1. Insert the CR2032 coin cell battery into the MetaWear, in the correct orientation. A light should light up on the MetaWear.
2. Open up Command Prompt on the Raspberry Pi and type in bluetoothctl, then press Enter.
3. Type in scan on then press Enter.
4. You should see a bunch of names(including MetaWear) and a corresponding MAC(Media Access Control) address. Find the MAC address for the MetaWear.
5.Type in pair(MAC address) and press Enter.
6. Your Pi is connected to the MetaWear!
7.Type in disconnect(MAC address) to disconnect from the MetaWear when you are done using it.

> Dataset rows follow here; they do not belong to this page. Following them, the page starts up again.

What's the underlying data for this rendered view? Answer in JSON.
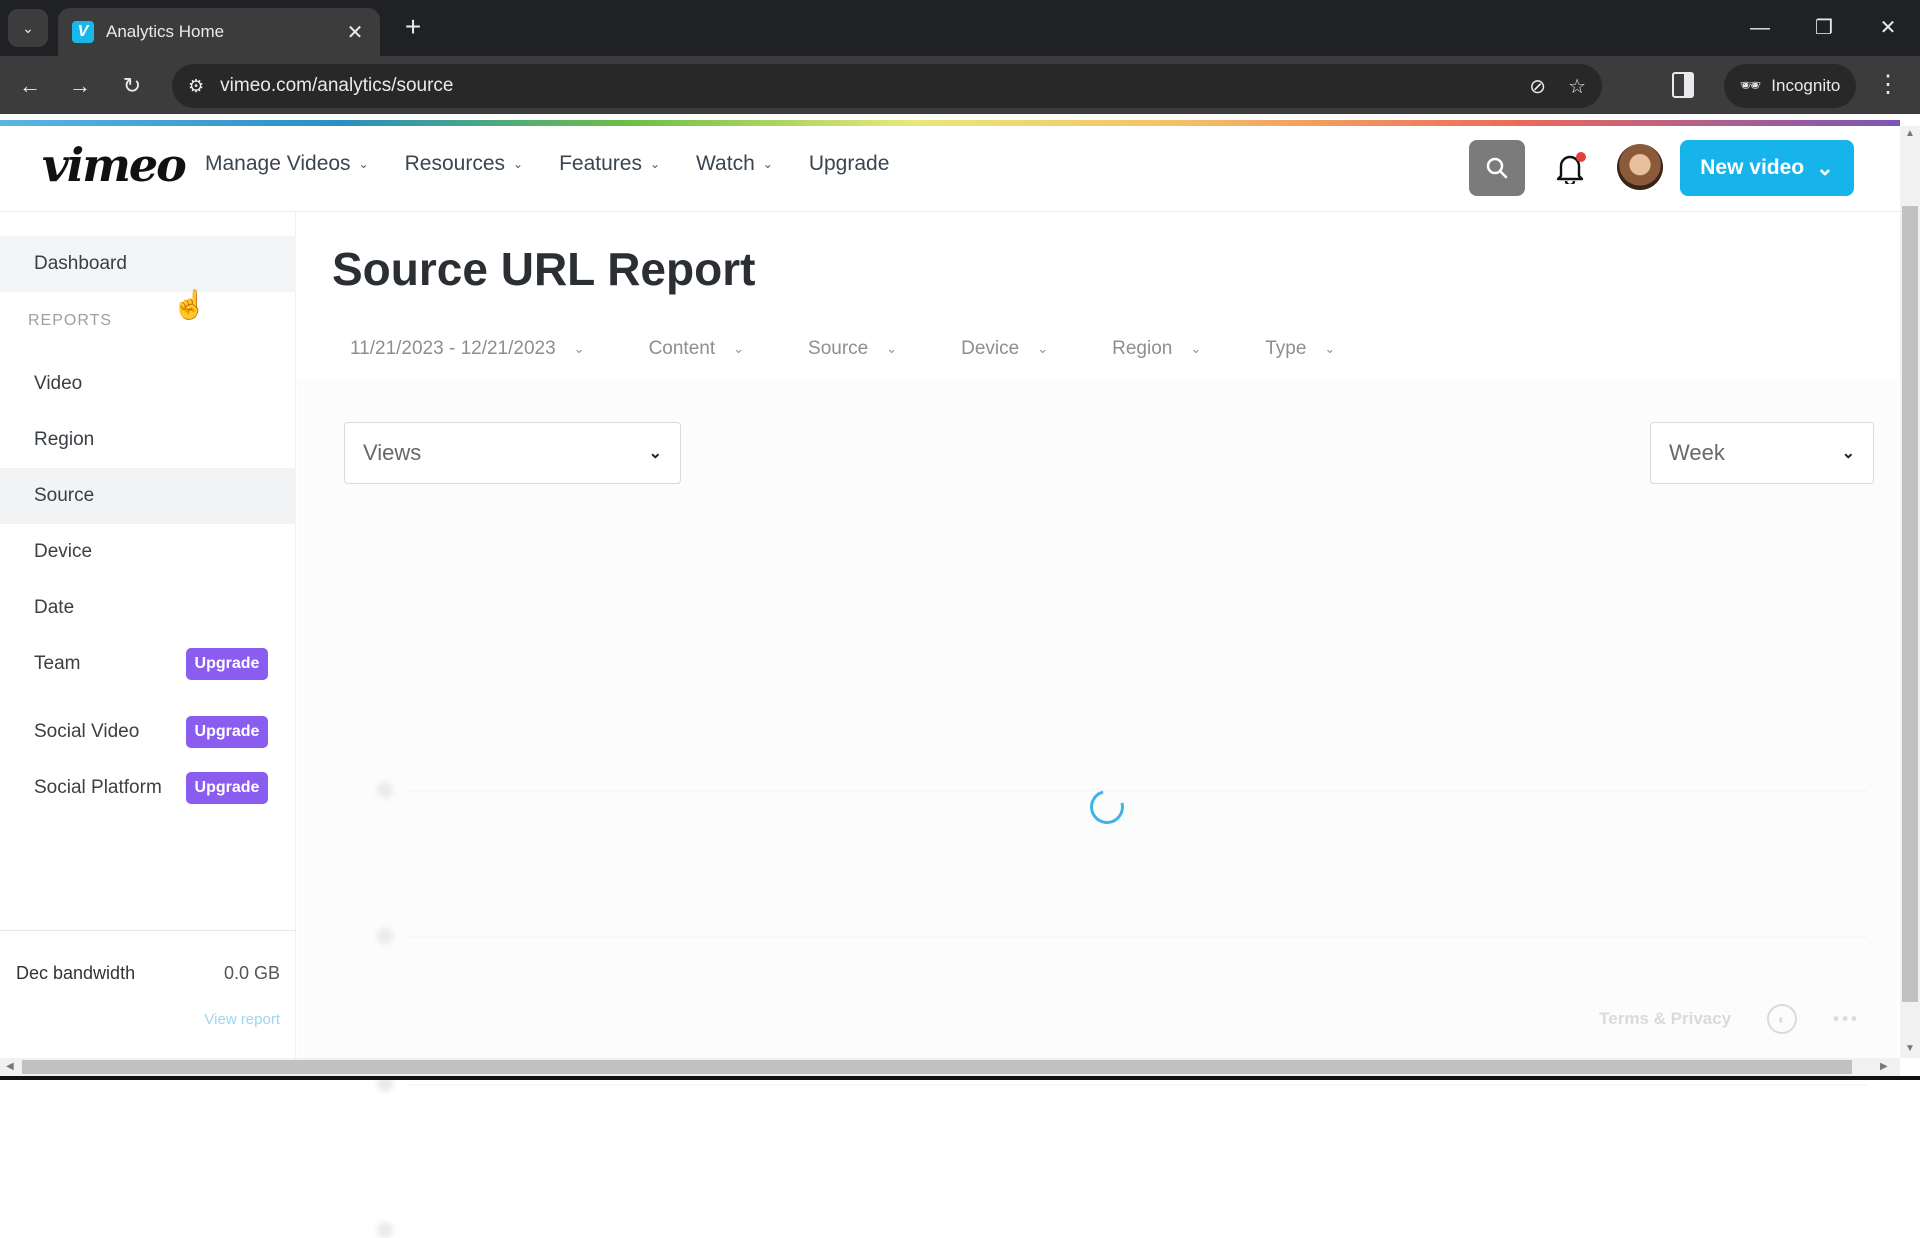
{
  "browser": {
    "tab_title": "Analytics Home",
    "tab_favicon": "V",
    "url": "vimeo.com/analytics/source",
    "incognito_label": "Incognito",
    "icons": {
      "tab_search": "chevron-down-icon",
      "tab_close": "close-icon",
      "new_tab": "plus-icon",
      "back": "arrow-left-icon",
      "forward": "arrow-right-icon",
      "reload": "reload-icon",
      "site_settings": "tune-icon",
      "tracking": "eye-off-icon",
      "bookmark": "star-icon",
      "side_panel": "side-panel-icon",
      "menu": "more-vertical-icon"
    }
  },
  "header": {
    "logo": "vimeo",
    "nav": [
      {
        "label": "Manage Videos",
        "has_dropdown": true
      },
      {
        "label": "Resources",
        "has_dropdown": true
      },
      {
        "label": "Features",
        "has_dropdown": true
      },
      {
        "label": "Watch",
        "has_dropdown": true
      },
      {
        "label": "Upgrade",
        "has_dropdown": false
      }
    ],
    "new_video_label": "New video",
    "has_notification": true,
    "colors": {
      "accent": "#17b4ec",
      "notification": "#e0413b"
    }
  },
  "sidebar": {
    "dashboard_label": "Dashboard",
    "reports_heading": "REPORTS",
    "items": [
      {
        "label": "Video"
      },
      {
        "label": "Region"
      },
      {
        "label": "Source",
        "active": true
      },
      {
        "label": "Device"
      },
      {
        "label": "Date"
      },
      {
        "label": "Team",
        "badge": "Upgrade"
      },
      {
        "label": "Social Video",
        "badge": "Upgrade"
      },
      {
        "label": "Social Platform",
        "badge": "Upgrade"
      }
    ],
    "badge_color": "#8b5cf0",
    "bandwidth_label": "Dec bandwidth",
    "bandwidth_value": "0.0 GB",
    "view_report_label": "View report"
  },
  "main": {
    "title": "Source URL Report",
    "filters": [
      {
        "label": "11/21/2023 - 12/21/2023"
      },
      {
        "label": "Content"
      },
      {
        "label": "Source"
      },
      {
        "label": "Device"
      },
      {
        "label": "Region"
      },
      {
        "label": "Type"
      }
    ],
    "metric_select": "Views",
    "interval_select": "Week",
    "loading": true,
    "footer": {
      "terms_label": "Terms & Privacy",
      "more_label": "•••"
    }
  }
}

The Blocks
Layout of Pins
Inside Physical Minecraft!

This is a picture of reed switches taped to the back of the box. On the opposite side, there is a block with a magnet.
Above is a diagram showing the layout. The magnet is inside of the block. The reed switches are connected to the Raspberry Pi's GPIO(General Purpose Input/Output). I used the RPi.GPIO library to find the inputs from the reed switches. They are connected to pins 2,3,4,5,6,13, and 19 of the Pi's GPIO.

The Code 

pm-mcpi-thread is the version of the code I used at the NOVA Maker Faire. pm-mcpi and pm-mcpi-move were earlier versions of the code.
Explanations of how some of it works and some details-
1. The Raspberry Pi gets data from the MetaWear through MetaWearClient, which is from pymetawear.client.Data is stored in a ring buffer which holds the last 20 values.
Ring Buffer

2. In the pinouts of the blocks, you do not have to use pins 2,3,4,5,6,13 and 19 but you can map your own as long as they are valid pins and you edit the GPIO code for the right pins.
3. How I make gestures is a very complicated process. First I have to make a gesture, for example, left-down-twist-right. Next, while holding the wand, I run and perform my gesture. I will get a lot of data on the command line. I copy paste that data onto a spreadsheet. Then I graph all the data and I will see a lot of peaks and dips if it is a good gesture.Here is a sample graph.
Sample Graph
 X, Y, and Z all show significant ups and downs. Next, I turned the x, and z values to a 0,1, or 2. For example,[0,0,0,0,1,2,0,-1,-1,-1,1,1,2,0,-1,-1,0,2,1,0].You can see the code for how I integrated it into the program.
4. All of the packages that are used in the program might not be in the Pi, so you can use pip
install on the command line to install them.

Have fun with the finished product❗

The finished product in action